DALLAS — The Louisiana Bond Commission will meet in special session March 1 for the competitive sales of $449 million of state general obligation bonds.
The issues will include $400 million of new-money and $49 million of refunding bonds.
Commissioners approved the special session to accept the low bids on the bonds at Thursday’s regular monthly meeting.
Louisiana uses proceeds from GOs to reimburse the lines of credit used to finance state projects and capital improve.
Commission director Whit Kling Jr. said the proceeds from the March 1 sale would reduce the state’s unfunded lines of credit for capital outlays to $1.47 billion.
The sale was originally scheduled to be completed by the February meeting, Kling said, but due to “market factors and other issues” it did not occur as planned.

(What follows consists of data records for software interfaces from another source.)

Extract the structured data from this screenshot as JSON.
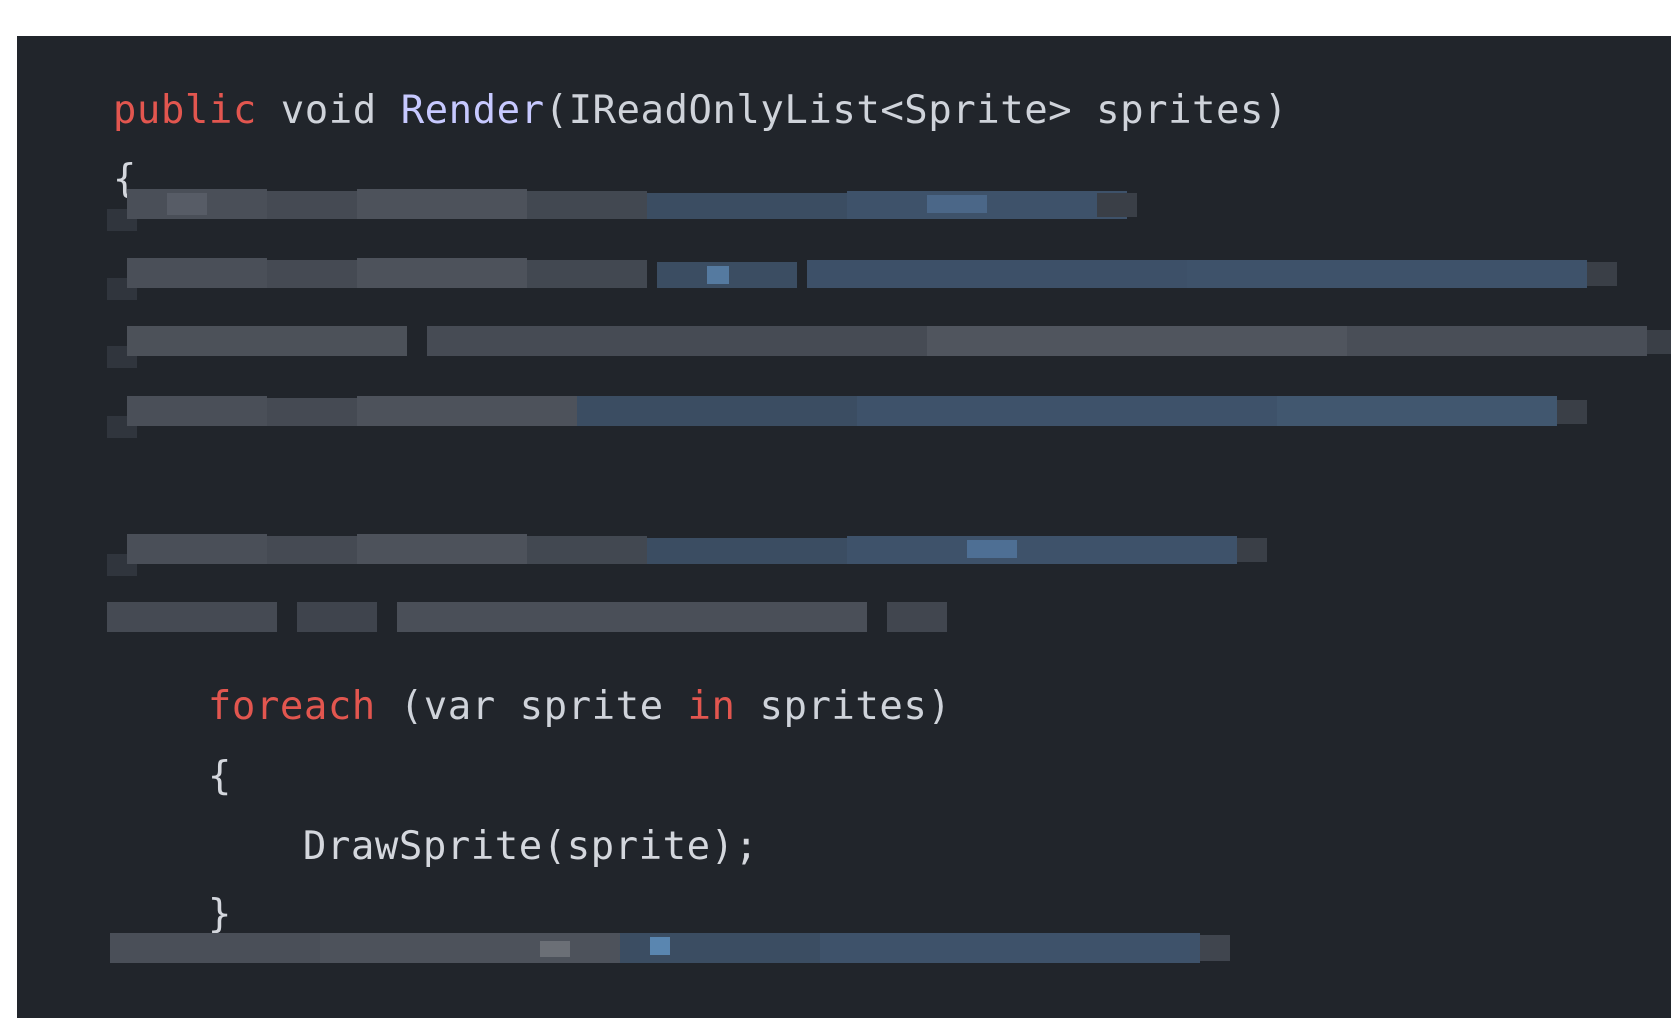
{
  "editor": {
    "theme_colors": {
      "background": "#21252b",
      "keyword_accent": "#e2564f",
      "function_name": "#c7c9ff",
      "default_text": "#cfd3da",
      "blur_gray": "#4a4f58",
      "blur_blue": "#3d5a7a"
    },
    "lines": [
      {
        "id": "signature",
        "tokens": {
          "public": "public",
          "void": " void ",
          "render": "Render",
          "params": "(IReadOnlyList<Sprite> sprites)"
        }
      },
      {
        "id": "open-brace",
        "text": "{"
      },
      {
        "id": "foreach",
        "tokens": {
          "foreach": "foreach",
          "paren_open_var": " (var sprite ",
          "in": "in",
          "rest": " sprites)"
        }
      },
      {
        "id": "foreach-open-brace",
        "text": "{"
      },
      {
        "id": "draw-call",
        "text": "DrawSprite(sprite);"
      },
      {
        "id": "foreach-close-brace",
        "text": "}"
      }
    ],
    "redacted_lines_count": 7
  }
}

The special session is necessary because the sale cannot de delayed until the March 15 meeting, Kling said.
“There is concern that one fund would run out by then without these proceeds,” Kling said. The meeting would also conflict with the opening of the 2012 legislative session, he said.
Kling and financial advisor Renee Boicourt of Lamont Financial Services were authorized at the January meeting to accept low bids in lieu of the full commission, but Kling said the commission’s legal counsel questioned the validity of that procedure.

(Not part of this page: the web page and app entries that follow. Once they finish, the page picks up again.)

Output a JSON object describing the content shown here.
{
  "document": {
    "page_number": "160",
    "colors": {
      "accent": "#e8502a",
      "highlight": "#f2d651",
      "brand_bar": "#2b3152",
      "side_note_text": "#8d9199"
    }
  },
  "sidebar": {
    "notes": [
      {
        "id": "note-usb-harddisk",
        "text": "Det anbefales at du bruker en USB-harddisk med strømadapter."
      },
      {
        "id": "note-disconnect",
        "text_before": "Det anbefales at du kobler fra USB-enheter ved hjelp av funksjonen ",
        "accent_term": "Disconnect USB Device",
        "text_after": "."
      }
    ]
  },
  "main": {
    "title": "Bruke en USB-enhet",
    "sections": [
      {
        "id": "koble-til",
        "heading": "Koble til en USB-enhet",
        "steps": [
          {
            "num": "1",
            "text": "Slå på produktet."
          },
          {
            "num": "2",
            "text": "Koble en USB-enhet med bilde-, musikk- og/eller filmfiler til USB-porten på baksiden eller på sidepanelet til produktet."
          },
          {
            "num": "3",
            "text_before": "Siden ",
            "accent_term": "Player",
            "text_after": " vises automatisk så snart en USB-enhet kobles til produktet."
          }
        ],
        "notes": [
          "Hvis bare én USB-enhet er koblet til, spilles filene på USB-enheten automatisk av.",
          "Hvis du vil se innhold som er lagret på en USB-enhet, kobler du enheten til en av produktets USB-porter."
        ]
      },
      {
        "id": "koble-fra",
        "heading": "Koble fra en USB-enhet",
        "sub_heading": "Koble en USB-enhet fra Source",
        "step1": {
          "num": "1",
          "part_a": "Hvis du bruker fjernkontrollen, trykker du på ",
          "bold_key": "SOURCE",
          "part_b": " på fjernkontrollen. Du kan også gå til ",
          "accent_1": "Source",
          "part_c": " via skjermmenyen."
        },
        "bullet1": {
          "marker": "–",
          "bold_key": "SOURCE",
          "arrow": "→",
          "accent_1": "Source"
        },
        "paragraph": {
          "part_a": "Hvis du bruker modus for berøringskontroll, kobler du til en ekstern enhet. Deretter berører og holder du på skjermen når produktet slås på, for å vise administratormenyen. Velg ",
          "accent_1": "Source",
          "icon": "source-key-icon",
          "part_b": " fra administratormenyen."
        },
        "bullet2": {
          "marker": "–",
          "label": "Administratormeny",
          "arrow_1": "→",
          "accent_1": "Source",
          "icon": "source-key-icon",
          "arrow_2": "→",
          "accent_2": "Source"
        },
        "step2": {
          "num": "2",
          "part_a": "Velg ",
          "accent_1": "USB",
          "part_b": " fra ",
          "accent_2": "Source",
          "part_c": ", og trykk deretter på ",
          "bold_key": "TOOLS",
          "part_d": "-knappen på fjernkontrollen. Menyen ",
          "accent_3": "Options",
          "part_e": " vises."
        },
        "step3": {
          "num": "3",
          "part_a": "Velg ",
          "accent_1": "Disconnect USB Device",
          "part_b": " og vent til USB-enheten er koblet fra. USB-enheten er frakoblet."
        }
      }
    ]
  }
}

“I can’t find a statutory citation that says the commission cannot delegate that authority, but they are uncomfortable with it,” he said.
State Treasurer John Kennedy, chairman of the commission, explained to several new members that the panel reviews the bids live on the internet and accepts the lowest ones.
“It’s just like an eBay auction,” Kennedy said.
“But in reverse,” Kling added.
There will be two 30-minute bidding periods, Kling said, with a 15-minute validation period between the sessions.
“And we’ll see all the bids coming across in the last 45 seconds,” Kennedy said.
Foley & Juddell LLP was selected as bond counsel to assist in the proposed negotiated refunding of up to $400 million of outstanding gas and fuel tax revenue bonds issued in 2002, 2005, and 2006.
The anticipated refunding savings will be reduced because the bonds currently carry swap termination penalties, Kling said. However, he said, the net present-value savings still will be significant.
“We want to pursue this refunding relatively quickly,” Kling told the commission. “The savings will be tremendous, many millions of dollars.”
The liability on the state’s variable-rate fuel revenue bonds totaled $193.3 million on Jan. 31, based on market-to-market valuations, according to a report distributed to commissioners.
The state will also seek to extend or replace existing hedge agreements associated with two tranches of gasoline and fuel tax revenue debt issued in 2009 as variable-rate Build America Bonds. The existing agreements on the $182 million of BABs will expire May 1.
The state will consider a negotiated refunding $60.2 million of the outstanding BABs issued as the 2009A-4 tranche if it would be more economical, Kling said.
Kling said the commission may need to hire tax counsel to determine if the BABs can be refunding without losing the federal interest subsidy.
The commission will be dealing with hedge agreements on the bonds issued for the highway department until their final maturity in 2043, Kling said, but Kennedy said the concern may be shorter lived.
“The hedge agreements will not be a problem if interest rates go up, and frankly I hope they do because that means the economy is doing well,” Kennedy said. “What is a penalty now could turn positive.”